Regardless of whether Mr Trump takes the White House, it is possible that over the coming weeks the perceived likelihood of him winning may increase, offering trading opportunities.
Another strong risk emanates from Asia and particularly China. Credit default swaps on major Asian financial institutions — indicating their perceived level of riskiness — had risen sharply just before the past two double-digit declines in the S&P 500 Index, Mr McDonald said, and they could likewise be an indicator of future dips.
Years of low interest rates had left investors craving yield, he said, and he saw a “hot bubble” inflating in the commercial real estate sector and strong demand for high-yield bonds.
“I had lunch with a fund manager from BlackRock, who told me that German and Japanese insurance companies are buying up high-yield bonds,” Mr McDonald said. “He said it’s like nothing he’s ever seen.”
That was one of the market-warping effects of negative interest rates that exist in both Europe and Japan, he added. Central banks were creating potentially “catastrophic, unprecedented bond volatility” by keeping rates so low for so long, he said.
The markets were functioning strangely, he warned, with an unusually high correlation — about 23 per cent — between stocks and bonds, which traditionally move in opposite directions.
The conference, which was opened by Michael Dunkley, the Premier, also featured Ross Webber, the chief executive officer of the Bermuda Business Development Agency, who said: “Bermuda’s economy is on the upswing — the recession is behind us.”
Mr Webber said much work had been done to bolster Bermuda’s asset management industry and that was now bearing fruit.
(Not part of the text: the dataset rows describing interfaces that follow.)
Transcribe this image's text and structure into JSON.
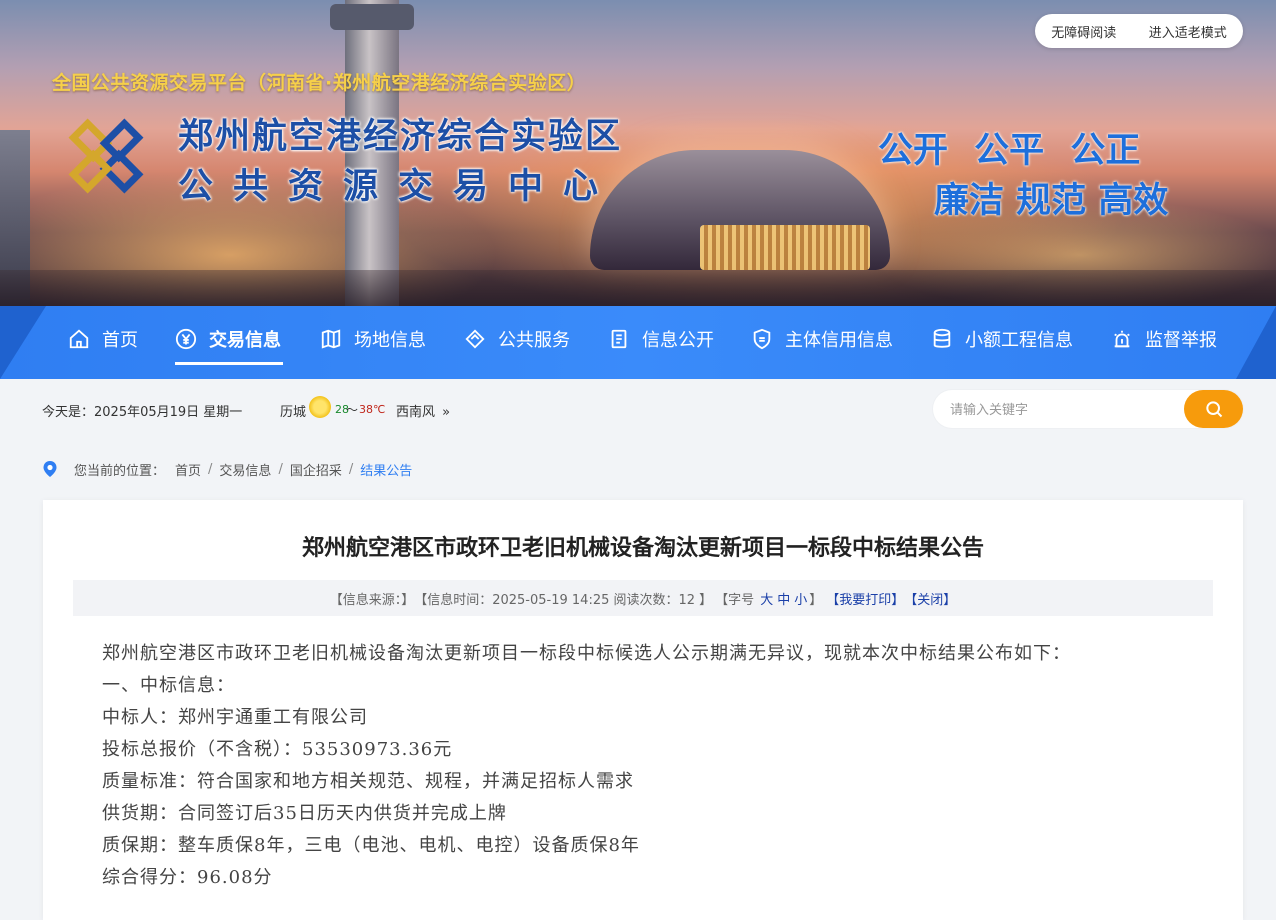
{
  "header": {
    "accessibility_read": "无障碍阅读",
    "elder_mode": "进入适老模式",
    "platform_title": "全国公共资源交易平台（河南省·郑州航空港经济综合实验区）",
    "brand_line1": "郑州航空港经济综合实验区",
    "brand_line2": "公共资源交易中心",
    "slogan_line1": "公开 公平 公正",
    "slogan_line2": "廉洁 规范 高效"
  },
  "nav": {
    "items": [
      {
        "label": "首页",
        "icon": "home-icon"
      },
      {
        "label": "交易信息",
        "icon": "yen-icon",
        "active": true
      },
      {
        "label": "场地信息",
        "icon": "map-icon"
      },
      {
        "label": "公共服务",
        "icon": "diamond-icon"
      },
      {
        "label": "信息公开",
        "icon": "document-icon"
      },
      {
        "label": "主体信用信息",
        "icon": "credit-shield-icon"
      },
      {
        "label": "小额工程信息",
        "icon": "database-icon"
      },
      {
        "label": "监督举报",
        "icon": "alarm-icon"
      }
    ]
  },
  "info_bar": {
    "date_text": "今天是：2025年05月19日 星期一",
    "weather": {
      "city": "历城",
      "temp_low": "28",
      "temp_sep": "～",
      "temp_high": "38℃",
      "wind": "西南风",
      "icon": "sunny-icon",
      "low_color": "#1a8a2e",
      "high_color": "#c0281d"
    },
    "search": {
      "placeholder": "请输入关键字"
    }
  },
  "breadcrumb": {
    "prefix": "您当前的位置：",
    "items": [
      "首页",
      "交易信息",
      "国企招采",
      "结果公告"
    ]
  },
  "article": {
    "title": "郑州航空港区市政环卫老旧机械设备淘汰更新项目一标段中标结果公告",
    "meta": {
      "source": "【信息来源：】",
      "time": "【信息时间：2025-05-19 14:25 阅读次数：12 】",
      "font_size_label": "【字号",
      "size_large": "大",
      "size_medium": "中",
      "size_small": "小",
      "font_size_end": "】",
      "print": "【我要打印】",
      "close": "【关闭】"
    },
    "paragraphs": [
      "郑州航空港区市政环卫老旧机械设备淘汰更新项目一标段中标候选人公示期满无异议，现就本次中标结果公布如下：",
      "一、中标信息：",
      "中标人：郑州宇通重工有限公司",
      "投标总报价（不含税）：53530973.36元",
      "质量标准：符合国家和地方相关规范、规程，并满足招标人需求",
      "供货期：合同签订后35日历天内供货并完成上牌",
      "质保期：整车质保8年，三电（电池、电机、电控）设备质保8年",
      "综合得分：96.08分"
    ]
  },
  "colors": {
    "nav_blue": "#2f7ef2",
    "accent_orange": "#f79b0c",
    "brand_blue": "#1d4fa6",
    "platform_gold": "#f6d04a",
    "link_blue": "#1a3fa8"
  }
}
Centaur Fund Services set up an office on the island earlier this year and he added that other managers and service providers were making plans to set up in Bermuda.
Mr Webber said there was a tendency among overseas politicians and media to lump all offshore financial centres together as an “axis of evil” and use them as a scapegoat.
Some offshore jurisdictions deserved their bad reputation for ignoring the changing regulatory landscape and embracing secrecy — but Bermuda was not one of them, he said.
Pointing to Bermuda’s success in the international reinsurance markets and its lengthy record of reliable claims-paying, he added: “Bermuda is a place to raise capital, not hide it.”
The likely exit of Britain from the European Union makes Bermuda even more attractive as a jurisdiction for fund managers, Mr Webber added, particularly as the island has applied for “passporting” rights to gain free access to EU markets.